has mixed feelings about returning to work after maternity leave.
Maternity leave is such a strange period in a woman’s life. I recently started back at work after bub number three and I genuinely felt funny in the tummy (as I would say to my four-year-old Evie).
I was like a big slice of tiramisu. Layer upon layer of coffee-ﬂavoured excitement, mixed with a whole tub of mascarpone guilt, a few biscuits questioning their existence and a sprinkle of chocolate shavings to disguise the soggy, out-of-control mess. It was a lot for one sleep-deprived head to handle.
Before going on mat leave, I kept telling my partner Chris how much I was looking forward to the little “holiday” from work, where I could wear my comfy PJs all day and binge Netﬂix. A change of pace, time to focus on one thing and not have to divide my attention and energy. I love my job but it’s nice to get off the treadmill sometimes. Or at least swap to the spin bike for a while.
Every time I shared my Pollyanna maternity wonderland dream with him, he just looked amused. He knew what I had forgotten: that a new baby and two kids climbing the walls on school holidays means a lot less Netﬂix (certainly no Netﬂix and chill) and a lot more nappies, picking up discarded apple cores and trying to ﬁnd a way for them not to kill each other! He knew I would quickly start longing for the relative peace of the ofﬁce.
Going back to work can be such a vulnerable and dichotomous time for a woman. When I’m at the ofﬁce my heart aches to be back home, but when I’m at home I look forward to drinking a coffee while chatting to workmates about something other than the animation Bluey (which is brilliant, by the way).
Maternity leave comes in many forms and is different for every working mum. A few months off, a full year at home, some paid, all paid, none paid. Depending on where you live, how much your company values women in the workforce and the industry you work in affects how much time you can take with your little bundle.
So much time and energy is spent discussing the economics of maternity leave, as it should be, but not a lot is spent unpacking the experience from an emotional standpoint.
For many women it can feel like they are losing their identity. Who am I without my job title? When it comes to your replacement, you hope someone decent ﬁlls your shoes so that you don’t walk back into more work than you left, but that they are not so good that your workplace thinks: “Can we keep her instead?!”
“For many women it can feel like they are losing their identity”
Friendships often shift while you’re away; your “work wife” starts seeing someone new, co-workers leave and new ones start, projects begin without you.
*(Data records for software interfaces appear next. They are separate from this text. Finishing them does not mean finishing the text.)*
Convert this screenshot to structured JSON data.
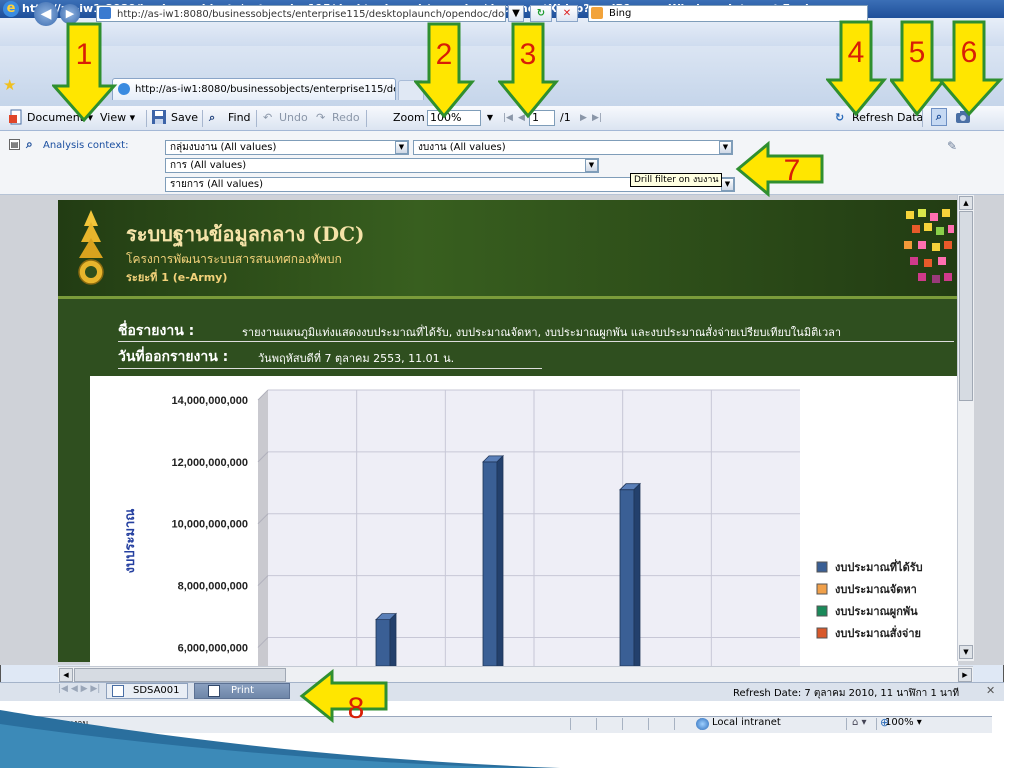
{
  "browser": {
    "title": "http://as-iw1:8080/businessobjects/enterprise115/desktoplaunch/opendoc/documentXI.jsp?cmdP1=un - Windows Internet Explorer",
    "address": "http://as-iw1:8080/businessobjects/enterprise115/desktoplaunch/opendoc/documentXI.jsp?cmdP1=untitl",
    "search_engine": "Bing",
    "tab_title": "http://as-iw1:8080/businessobjects/enterprise115/de..."
  },
  "toolbar": {
    "document": "Document",
    "view": "View",
    "save": "Save",
    "find": "Find",
    "undo": "Undo",
    "redo": "Redo",
    "zoom_label": "Zoom",
    "zoom_value": "100%",
    "page_value": "1",
    "page_total": "/1",
    "refresh_data": "Refresh Data"
  },
  "analysis": {
    "label": "Analysis context:",
    "filters": [
      "กลุ่มงบงาน (All values)",
      "งบงาน (All values)",
      "การ (All values)",
      "รายการ (All values)"
    ],
    "tooltip": "Drill filter on งบงาน"
  },
  "report": {
    "banner_title": "ระบบฐานข้อมูลกลาง (DC)",
    "banner_sub1": "โครงการพัฒนาระบบสารสนเทศกองทัพบก",
    "banner_sub2": "ระยะที่ 1 (e-Army)",
    "name_label": "ชื่อรายงาน :",
    "name_value": "รายงานแผนภูมิแท่งแสดงงบประมาณที่ได้รับ, งบประมาณจัดหา, งบประมาณผูกพัน และงบประมาณสั่งจ่ายเปรียบเทียบในมิติเวลา",
    "date_label": "วันที่ออกรายงาน :",
    "date_value": "วันพฤหัสบดีที่ 7 ตุลาคม 2553,  11.01 น."
  },
  "chart_data": {
    "type": "bar",
    "ylabel": "งบประมาณ",
    "y_ticks": [
      "6,000,000,000",
      "8,000,000,000",
      "10,000,000,000",
      "12,000,000,000",
      "14,000,000,000"
    ],
    "ylim_visible": [
      5400000000,
      14000000000
    ],
    "series": [
      {
        "name": "งบประมาณที่ได้รับ",
        "color": "#3a5f95",
        "values": [
          6900000000,
          12000000000,
          11100000000
        ]
      },
      {
        "name": "งบประมาณจัดหา",
        "color": "#f0a04a",
        "values": []
      },
      {
        "name": "งบประมาณผูกพัน",
        "color": "#1a8a5a",
        "values": []
      },
      {
        "name": "งบประมาณสั่งจ่าย",
        "color": "#d8582a",
        "values": []
      }
    ]
  },
  "report_tabs": {
    "tab1": "SDSA001",
    "tab2": "Print",
    "refresh_date": "Refresh Date: 7 ตุลาคม 2010, 11 นาฬิกา 1 นาที"
  },
  "status": {
    "text": "Drill filter on งบงาน",
    "zone": "Local intranet",
    "zoom": "100%"
  },
  "callouts": [
    "1",
    "2",
    "3",
    "4",
    "5",
    "6",
    "7",
    "8"
  ],
  "colors": {
    "callout_fill": "#ffe600",
    "callout_border": "#2f8f2f",
    "callout_text": "#d81e06"
  }
}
Your brain starts messing with you – What if I have been pushed to the side? I wish
I could take more time; maybe I should stop working altogether. Maybe I should start my own business, work from home!
Whilst we fear the things about our work that have changed while we’ve been away, we forget that the thing that has probably changed the most is us. What used to drive us has often changed.
Sometimes a tiramisu is just too much and all you crave is the predictability of a good old-fashioned boring teacake.
Carrie co-hosts The Project, 6.30pm weeknights on Network 10, and Carrie & Tommy, 3pm weekdays on the Hit Network.